● **About this task**
I would like every line of the records below that contains the word "name" copied.
==== Input ====
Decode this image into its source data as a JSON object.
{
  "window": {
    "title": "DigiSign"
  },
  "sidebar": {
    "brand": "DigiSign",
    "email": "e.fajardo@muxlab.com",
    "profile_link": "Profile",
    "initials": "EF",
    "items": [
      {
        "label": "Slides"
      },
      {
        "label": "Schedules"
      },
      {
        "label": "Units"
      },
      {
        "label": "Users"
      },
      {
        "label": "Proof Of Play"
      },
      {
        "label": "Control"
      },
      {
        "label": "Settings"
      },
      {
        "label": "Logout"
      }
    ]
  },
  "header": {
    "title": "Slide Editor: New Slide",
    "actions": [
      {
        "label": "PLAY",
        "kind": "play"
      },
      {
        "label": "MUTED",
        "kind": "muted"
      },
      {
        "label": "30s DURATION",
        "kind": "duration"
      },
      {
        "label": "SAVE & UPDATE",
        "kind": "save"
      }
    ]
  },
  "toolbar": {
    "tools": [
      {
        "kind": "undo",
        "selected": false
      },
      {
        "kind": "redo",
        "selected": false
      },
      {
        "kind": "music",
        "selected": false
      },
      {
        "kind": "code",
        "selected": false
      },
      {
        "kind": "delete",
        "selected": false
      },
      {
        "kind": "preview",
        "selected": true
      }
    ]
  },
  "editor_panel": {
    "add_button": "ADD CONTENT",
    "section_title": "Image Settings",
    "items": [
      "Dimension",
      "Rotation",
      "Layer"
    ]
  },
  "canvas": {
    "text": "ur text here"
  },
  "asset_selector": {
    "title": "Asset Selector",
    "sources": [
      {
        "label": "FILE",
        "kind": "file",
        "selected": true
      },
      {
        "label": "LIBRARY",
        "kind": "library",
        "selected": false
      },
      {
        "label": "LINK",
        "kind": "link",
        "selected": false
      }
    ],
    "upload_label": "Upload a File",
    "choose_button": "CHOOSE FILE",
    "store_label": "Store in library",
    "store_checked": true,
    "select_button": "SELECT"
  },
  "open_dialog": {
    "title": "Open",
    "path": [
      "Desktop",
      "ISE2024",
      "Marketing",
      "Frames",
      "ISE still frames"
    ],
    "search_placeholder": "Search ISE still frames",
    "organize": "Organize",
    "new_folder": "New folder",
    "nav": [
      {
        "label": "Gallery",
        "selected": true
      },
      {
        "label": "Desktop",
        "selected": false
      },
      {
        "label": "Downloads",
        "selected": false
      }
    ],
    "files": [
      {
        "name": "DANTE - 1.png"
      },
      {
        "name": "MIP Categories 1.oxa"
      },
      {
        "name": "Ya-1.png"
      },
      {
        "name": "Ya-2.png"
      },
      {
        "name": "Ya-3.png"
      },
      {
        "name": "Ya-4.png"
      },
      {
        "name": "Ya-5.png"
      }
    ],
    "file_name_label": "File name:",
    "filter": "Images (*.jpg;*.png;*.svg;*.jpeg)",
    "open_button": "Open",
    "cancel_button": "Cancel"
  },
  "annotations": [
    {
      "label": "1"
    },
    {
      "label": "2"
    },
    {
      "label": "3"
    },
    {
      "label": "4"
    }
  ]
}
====
● **Task output**
        "name": "DANTE - 1.png"
        "name": "MIP Categories 1.oxa"
        "name": "Ya-1.png"
        "name": "Ya-2.png"
        "name": "Ya-3.png"
        "name": "Ya-4.png"
        "name": "Ya-5.png"
    "file_name_label": "File name:",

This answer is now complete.